Taking to the waves

The first detachment of 450 National Army troops under Paddy O’Daly on board the Lady Wicklow landed in Fenit in County Kerry on 2 August and captured Tralee within a matter of hours. A more ambitious assault occurred six days later when Emmet Dalton organised three simultaneous landings in County Cork.

Soldiers dancing to Melodeon music on the deck of the Arvonia
National Army soldiers enjoy some downtime on the Arvonia as they dance to melodeon music on August 7 1922. Image courtesy of the National Library of Ireland

On Monday 7 August at Dublin’s North Wall, over 450 troops, three armoured cars and two 18-pounder guns were loaded onto the Arvonia, a cross-channel steamer commandeered by the National Army, and the Lady Wicklow, returned from the Kerry landing. Arriving off the coast of Cork that evening, Dalton, on board the Arvonia, made for Passage West, the only deep water berth not mined or obstructed by the IRA.

As Dalton’s troops disembarked at Passage West early on the morning of 8 August, 180 men were put ashore from the Alexandra at Union Hall and 200 more arrived at Youghal aboard the Helga, the gunboat, bequeathed by the British to the Provisional Government, which had famously shelled Liberty Hall in 1916.

The Munster Republic

The National Army overcame light resistance at Youghal and Union Hall, but faced much more determined opposition in the approach to Cork city, the capital of the so-called ‘Munster Republic’. Hundreds of troops faced each other during the three-day ‘Battle of Douglas’ a few miles outside the city.

Even though the IRA was reinforced by the battle-weary Cork units who abandoned Kilmallock to defend the city, the National Army’s superior fire power proved decisive. They entered Cork city on the evening of 10 August and the republicans fell back to the mountainous area around Ballyvourney, west of Macroom.

Pembroke Street Cork
National Army troops in Pembroke Street, Cork, shortly after the retreat of the anti-Treaty forces. Photo courtesy of the National Library of Ireland

On the following day the anti-Treaty IRA evacuated Fermoy, the last republican stronghold in Cork. ‘This was really, for all of us’, wrote anti-Treaty IRA commander Liam Deasy, ‘the bitter end of the first phase of the Civil War. The solid south, in which we had so much confidence, was completely broken’.

While Emmet Dalton’s forces pushed aggressively inland across County Cork, O’Duffy’s forces moved south from Kilmallock taking the major towns and villages in north Munster. The pro-government press celebrated what appeared to be the complete rout of republican forces and by 15 August the Irish Times was predicting an end to the conflict within three weeks.

This proved both inaccurate and premature. Even though the Free State won a crucial victory in the southern province, it failed to destroy republican resistance.

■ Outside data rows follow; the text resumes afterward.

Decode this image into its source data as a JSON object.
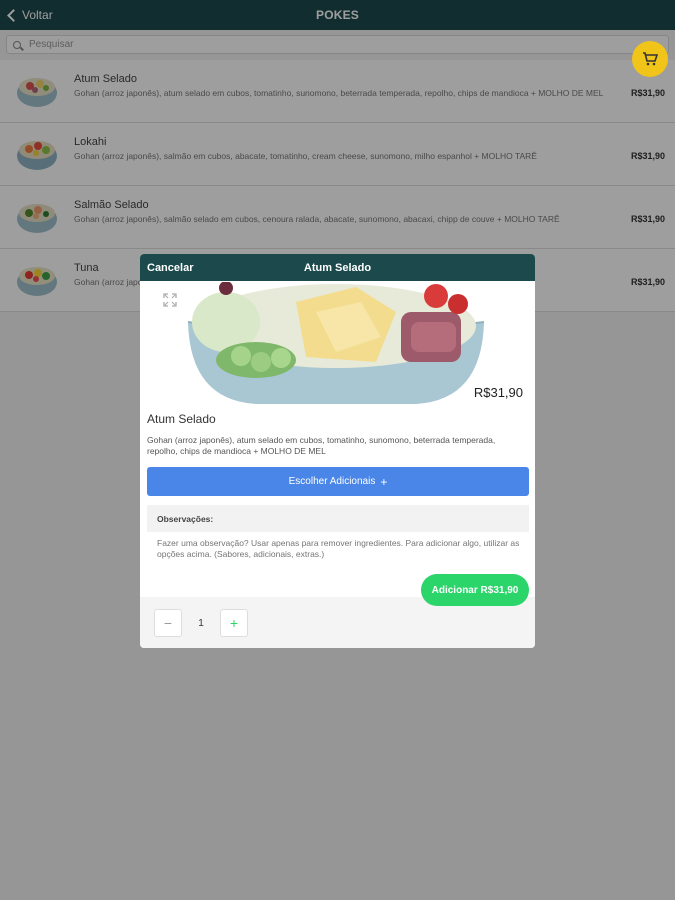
{
  "header": {
    "back_label": "Voltar",
    "title": "POKES"
  },
  "search": {
    "placeholder": "Pesquisar"
  },
  "cart": {
    "icon": "cart-icon",
    "color": "#f0c419"
  },
  "items": [
    {
      "name": "Atum Selado",
      "description": "Gohan (arroz japonês), atum selado em cubos, tomatinho, sunomono, beterrada temperada, repolho, chips de mandioca + MOLHO DE MEL",
      "price": "R$31,90"
    },
    {
      "name": "Lokahi",
      "description": "Gohan (arroz japonês), salmão em cubos, abacate, tomatinho, cream cheese, sunomono, milho espanhol + MOLHO TARÊ",
      "price": "R$31,90"
    },
    {
      "name": "Salmão Selado",
      "description": "Gohan (arroz japonês), salmão selado em cubos, cenoura ralada, abacate, sunomono, abacaxi, chipp de couve + MOLHO TARÊ",
      "price": "R$31,90"
    },
    {
      "name": "Tuna",
      "description": "Gohan (arroz japonês), atum em cubos, ... + MOLHO TARÊ",
      "price": "R$31,90"
    }
  ],
  "modal": {
    "cancel_label": "Cancelar",
    "title": "Atum Selado",
    "price": "R$31,90",
    "name": "Atum Selado",
    "description": "Gohan (arroz japonês), atum selado em cubos, tomatinho, sunomono, beterrada temperada, repolho, chips de mandioca + MOLHO DE MEL",
    "choose_addons_label": "Escolher Adicionais",
    "observations_label": "Observações:",
    "observations_placeholder": "Fazer uma observação? Usar apenas para remover ingredientes. Para adicionar algo, utilizar as opções acima. (Sabores, adicionais, extras.)",
    "submit_label": "Adicionar  R$31,90",
    "quantity": "1"
  },
  "colors": {
    "header": "#1c4a4c",
    "addons_button": "#4a86e8",
    "submit_button": "#2bd56a"
  }
}
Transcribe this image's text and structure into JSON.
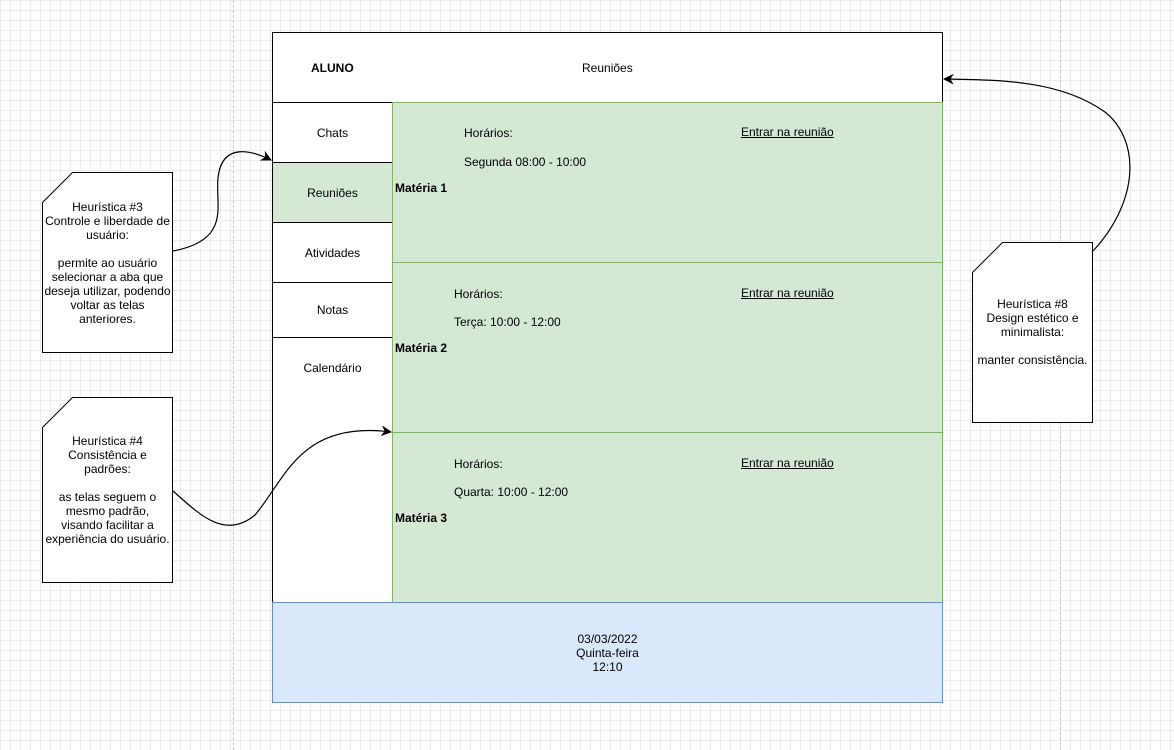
{
  "header": {
    "student_label": "ALUNO",
    "page_title": "Reuniões"
  },
  "nav": {
    "items": [
      {
        "label": "Chats",
        "active": false
      },
      {
        "label": "Reuniões",
        "active": true
      },
      {
        "label": "Atividades",
        "active": false
      },
      {
        "label": "Notas",
        "active": false
      },
      {
        "label": "Calendário",
        "active": false
      }
    ]
  },
  "subjects": [
    {
      "name": "Matéria 1",
      "schedule_label": "Horários:",
      "schedule": "Segunda 08:00 - 10:00",
      "join_label": "Entrar na reunião"
    },
    {
      "name": "Matéria 2",
      "schedule_label": "Horários:",
      "schedule": "Terça: 10:00 - 12:00",
      "join_label": "Entrar na reunião"
    },
    {
      "name": "Matéria 3",
      "schedule_label": "Horários:",
      "schedule": "Quarta: 10:00 - 12:00",
      "join_label": "Entrar na reunião"
    }
  ],
  "footer": {
    "date": "03/03/2022",
    "weekday": "Quinta-feira",
    "time": "12:10"
  },
  "annotations": [
    {
      "lines": [
        "Heurística #3",
        "Controle e liberdade de",
        "usuário:",
        "",
        "permite ao usuário",
        "selecionar a aba que",
        "deseja utilizar, podendo",
        "voltar as telas",
        "anteriores."
      ]
    },
    {
      "lines": [
        "Heurística #4",
        "Consistência e",
        "padrões:",
        "",
        "as telas seguem o",
        "mesmo padrão,",
        "visando facilitar a",
        "experiência do usuário."
      ]
    },
    {
      "lines": [
        "Heurística #8",
        "Design estético e",
        "minimalista:",
        "",
        "manter consistência."
      ]
    }
  ],
  "colors": {
    "active_green": "#d5e8d4",
    "green_border": "#82b366",
    "footer_blue": "#dae8fc",
    "blue_border": "#6c8ebf"
  }
}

When Liam Lynch ordered his scattered ‘field army’ to resume guerrilla tactics on 19 August, he was able to mobilise enough seasoned IRA fighters to make much of Munster ungovernable. Within a week of the Irish Times’ prediction, the National Army had lost its Commander in Chief in an ambush at Béal na Blá and it was clear to both sides that the Civil War had entered a new phase.

This article is part of the Civil War project coordinated by UCC and based on The Atlas of the Irish Revolution edited by John Crowley, Donal Ó Drisceoil, Mike Murphy and John Borgonovo. Its contents do not represent or reflect the views of RTÉ.